          even if only at an unconscious level. Everyone who starts a spritual
          practice does so because they see life to be a mess, and they need to
          know how to get out of that mess. Personally, I think teaching is very
          important, and I will seek teaching on Love and Trust wherever it is
          offered. Over the last couple of years, I have found it mainly within
          Tibetan Buddhism. Similar to the Craft in many ways, the practice is
          more structured and the teachers have all been practitioners for
          twenty years or more. None of the teachers attempts to dominate the
          students; in fact they go to a lot of trouble to discourage guru-trip-
          ping.
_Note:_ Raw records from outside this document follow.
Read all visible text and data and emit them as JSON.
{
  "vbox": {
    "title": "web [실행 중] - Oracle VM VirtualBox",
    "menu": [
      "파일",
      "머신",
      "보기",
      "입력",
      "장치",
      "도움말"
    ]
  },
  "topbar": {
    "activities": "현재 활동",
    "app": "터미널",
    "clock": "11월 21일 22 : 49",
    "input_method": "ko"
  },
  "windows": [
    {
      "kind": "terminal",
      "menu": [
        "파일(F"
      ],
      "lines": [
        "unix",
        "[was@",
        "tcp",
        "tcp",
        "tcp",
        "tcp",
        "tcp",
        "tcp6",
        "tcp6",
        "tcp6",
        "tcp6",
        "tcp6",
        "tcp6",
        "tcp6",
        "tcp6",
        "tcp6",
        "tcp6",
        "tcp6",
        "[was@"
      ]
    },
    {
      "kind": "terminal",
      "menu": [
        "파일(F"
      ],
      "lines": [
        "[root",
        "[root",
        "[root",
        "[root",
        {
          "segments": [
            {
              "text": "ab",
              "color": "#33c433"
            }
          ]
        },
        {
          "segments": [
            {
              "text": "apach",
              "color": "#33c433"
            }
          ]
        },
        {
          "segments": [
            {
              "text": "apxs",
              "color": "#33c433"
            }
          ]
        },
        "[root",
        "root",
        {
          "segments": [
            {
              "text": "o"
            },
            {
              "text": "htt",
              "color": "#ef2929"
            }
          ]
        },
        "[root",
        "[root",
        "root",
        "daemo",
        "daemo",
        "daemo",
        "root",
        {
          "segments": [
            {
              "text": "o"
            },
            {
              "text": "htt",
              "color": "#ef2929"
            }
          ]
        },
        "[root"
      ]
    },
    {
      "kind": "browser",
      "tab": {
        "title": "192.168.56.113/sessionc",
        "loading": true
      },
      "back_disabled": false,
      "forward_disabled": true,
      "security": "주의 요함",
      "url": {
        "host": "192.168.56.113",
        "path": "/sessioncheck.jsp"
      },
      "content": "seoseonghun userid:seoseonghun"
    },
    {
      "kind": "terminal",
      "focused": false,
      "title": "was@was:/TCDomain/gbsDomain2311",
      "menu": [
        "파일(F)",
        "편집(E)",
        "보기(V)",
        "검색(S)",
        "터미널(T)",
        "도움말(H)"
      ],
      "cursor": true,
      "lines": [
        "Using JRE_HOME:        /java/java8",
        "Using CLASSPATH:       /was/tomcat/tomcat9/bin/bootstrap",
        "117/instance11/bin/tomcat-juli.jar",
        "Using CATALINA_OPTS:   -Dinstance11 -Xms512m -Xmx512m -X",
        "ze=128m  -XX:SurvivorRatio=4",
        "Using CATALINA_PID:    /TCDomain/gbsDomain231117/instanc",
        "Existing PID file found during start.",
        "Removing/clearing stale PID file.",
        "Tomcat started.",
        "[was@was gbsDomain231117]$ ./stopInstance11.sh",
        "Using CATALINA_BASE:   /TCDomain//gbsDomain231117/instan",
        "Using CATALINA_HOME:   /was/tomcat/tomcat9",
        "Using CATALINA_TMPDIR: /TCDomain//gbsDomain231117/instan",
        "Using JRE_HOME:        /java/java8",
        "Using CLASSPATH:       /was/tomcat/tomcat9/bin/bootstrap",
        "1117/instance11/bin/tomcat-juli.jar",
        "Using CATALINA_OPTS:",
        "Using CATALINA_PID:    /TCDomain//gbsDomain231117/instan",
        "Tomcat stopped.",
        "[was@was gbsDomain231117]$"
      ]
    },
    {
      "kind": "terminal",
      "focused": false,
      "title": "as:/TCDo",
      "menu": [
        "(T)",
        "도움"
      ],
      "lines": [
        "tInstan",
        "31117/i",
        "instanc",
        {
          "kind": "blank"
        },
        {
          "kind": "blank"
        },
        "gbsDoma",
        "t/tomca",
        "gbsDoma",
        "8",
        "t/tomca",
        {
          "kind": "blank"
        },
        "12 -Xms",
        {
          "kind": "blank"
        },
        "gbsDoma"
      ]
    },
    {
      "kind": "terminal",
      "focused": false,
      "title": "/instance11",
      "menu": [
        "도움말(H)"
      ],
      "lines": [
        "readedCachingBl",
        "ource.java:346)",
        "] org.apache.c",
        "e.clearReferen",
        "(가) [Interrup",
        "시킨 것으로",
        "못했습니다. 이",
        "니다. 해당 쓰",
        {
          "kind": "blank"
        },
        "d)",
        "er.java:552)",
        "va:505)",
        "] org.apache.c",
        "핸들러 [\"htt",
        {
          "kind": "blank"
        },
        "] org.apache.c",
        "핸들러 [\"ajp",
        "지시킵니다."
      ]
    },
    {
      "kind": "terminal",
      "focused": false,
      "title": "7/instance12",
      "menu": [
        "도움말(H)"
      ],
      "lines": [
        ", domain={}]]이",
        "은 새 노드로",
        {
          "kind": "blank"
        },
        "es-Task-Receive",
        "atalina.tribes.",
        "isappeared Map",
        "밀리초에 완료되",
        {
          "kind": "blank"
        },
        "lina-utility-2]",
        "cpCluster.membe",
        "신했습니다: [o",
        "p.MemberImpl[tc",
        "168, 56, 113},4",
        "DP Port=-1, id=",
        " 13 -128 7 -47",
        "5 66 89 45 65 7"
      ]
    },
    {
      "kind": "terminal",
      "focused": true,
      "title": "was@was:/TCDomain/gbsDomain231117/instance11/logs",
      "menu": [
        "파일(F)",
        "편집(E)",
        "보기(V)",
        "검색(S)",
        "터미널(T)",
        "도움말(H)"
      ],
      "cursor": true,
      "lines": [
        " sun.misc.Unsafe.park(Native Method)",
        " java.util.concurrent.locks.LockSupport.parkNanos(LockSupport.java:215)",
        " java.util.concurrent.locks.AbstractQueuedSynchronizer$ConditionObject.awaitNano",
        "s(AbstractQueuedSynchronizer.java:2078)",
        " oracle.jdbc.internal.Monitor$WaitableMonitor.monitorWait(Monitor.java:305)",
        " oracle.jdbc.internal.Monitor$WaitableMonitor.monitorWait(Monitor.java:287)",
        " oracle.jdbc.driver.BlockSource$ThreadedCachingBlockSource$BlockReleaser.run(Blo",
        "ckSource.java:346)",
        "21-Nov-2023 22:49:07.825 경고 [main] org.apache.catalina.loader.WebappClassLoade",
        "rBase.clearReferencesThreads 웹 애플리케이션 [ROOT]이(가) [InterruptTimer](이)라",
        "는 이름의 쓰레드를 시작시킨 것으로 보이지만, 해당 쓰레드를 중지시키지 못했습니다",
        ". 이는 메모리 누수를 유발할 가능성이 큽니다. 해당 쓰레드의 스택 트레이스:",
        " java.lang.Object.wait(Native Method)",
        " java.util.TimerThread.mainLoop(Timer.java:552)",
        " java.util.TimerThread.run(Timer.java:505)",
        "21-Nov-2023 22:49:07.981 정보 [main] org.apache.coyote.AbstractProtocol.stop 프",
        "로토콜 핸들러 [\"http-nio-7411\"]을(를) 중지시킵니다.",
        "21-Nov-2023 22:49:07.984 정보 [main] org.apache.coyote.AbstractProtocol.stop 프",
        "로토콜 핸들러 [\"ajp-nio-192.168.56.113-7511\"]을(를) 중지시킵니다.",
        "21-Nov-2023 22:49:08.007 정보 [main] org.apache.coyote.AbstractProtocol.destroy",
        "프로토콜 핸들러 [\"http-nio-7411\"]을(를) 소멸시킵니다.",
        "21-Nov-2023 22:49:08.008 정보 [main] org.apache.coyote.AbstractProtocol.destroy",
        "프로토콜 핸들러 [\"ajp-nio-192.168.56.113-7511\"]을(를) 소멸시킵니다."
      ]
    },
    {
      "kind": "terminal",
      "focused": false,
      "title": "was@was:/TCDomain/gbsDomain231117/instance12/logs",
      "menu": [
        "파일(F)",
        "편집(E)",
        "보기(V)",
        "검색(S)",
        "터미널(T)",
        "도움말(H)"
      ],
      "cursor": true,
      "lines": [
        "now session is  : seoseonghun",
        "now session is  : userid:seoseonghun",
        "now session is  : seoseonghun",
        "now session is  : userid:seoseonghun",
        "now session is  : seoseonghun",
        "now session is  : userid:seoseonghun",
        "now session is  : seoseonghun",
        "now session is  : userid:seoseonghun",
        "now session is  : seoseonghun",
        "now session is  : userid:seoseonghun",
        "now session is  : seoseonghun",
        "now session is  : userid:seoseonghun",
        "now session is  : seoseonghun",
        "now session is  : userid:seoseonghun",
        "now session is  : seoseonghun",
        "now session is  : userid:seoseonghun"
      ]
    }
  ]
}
Teaching is offered by a variety of visiting teachers, so
          students get a range of opinions and practices, and they can ask for
          specific teaching as they need it. I've seen less power-tripping and
          ego-flaunting in this movement than in any other; they really do go
          along with the premise, "an it harm none do what you will". Their
          methods, having been tested for over a thousand years of unbroken
          lineage, really do work: I learnt more about magic from those guys in
          a month than I learnt in five years with the Rosicrucians and some
          twenty-odd years of private and group Craft-style practice. It isn't
          surprising that Tibetan Buddhism is currently said to be the fastest
          growing "new" religion in the west. Incidentally, I thought Hawkeye's
          comments on Eastern religions a bit sweeping: I know little of Taoism,
          but the Hindu and Buddhist faiths don't claim to be based on Absolute
          Truth. Rather, they are based on the belief that there is an Absolute
          Truth and that it is possible for the individual, without mediation
          from Priest or Guru, to find it. Quite a different proposition.

          All any teacher or group leader can do is point out ways and means;
          it's up to the individual to find her/his own way to the Divine, call
          it Goddess, Christ, Krishna, Bliss-Void or whatever. But finding
          suitable friends is the first step along the path - you really can't
          do it all by yourself. Whether you go in for counselling, therapy or
          spiritual training, the idea is the same - find someone who's been
          there already, and who knows how to give you a hand over the rocky
          bits. It is this which lies at the basis of the guru/disciple relat-
          ionship, not, as some would have it, a need to dominate or be domin-
          ated. The system is, like any other, open to abuse, but we only have
          to look around and see the same abuses and worse within the Craft,
          despite its supposed "free form eclectism". (Good phrase that, thanks

          I still believe that the Craft is a beautiful path in theory, and
          could be so in practice, were it not for the large numbers of near-
          sighted people presuming to lead the blind. However, perhaps I'm
          expecting too much - maybe the Craft really is just a celbratory
          religion which offers a U-beaut party eight times a year and a chance
          to run around starkers once a month. Perhaps I am expecting too much
          in asking that it provide tools, teaching and example for personal
          growth as well? Nevertheless, this is what many people, including me,
          seek in a spritual discipline. I would like to think that somewhere,
          somehow, sometime, I might find it in Wicca.


Next: Leave it Out, Leviticus (Aries, W.O.W. #8)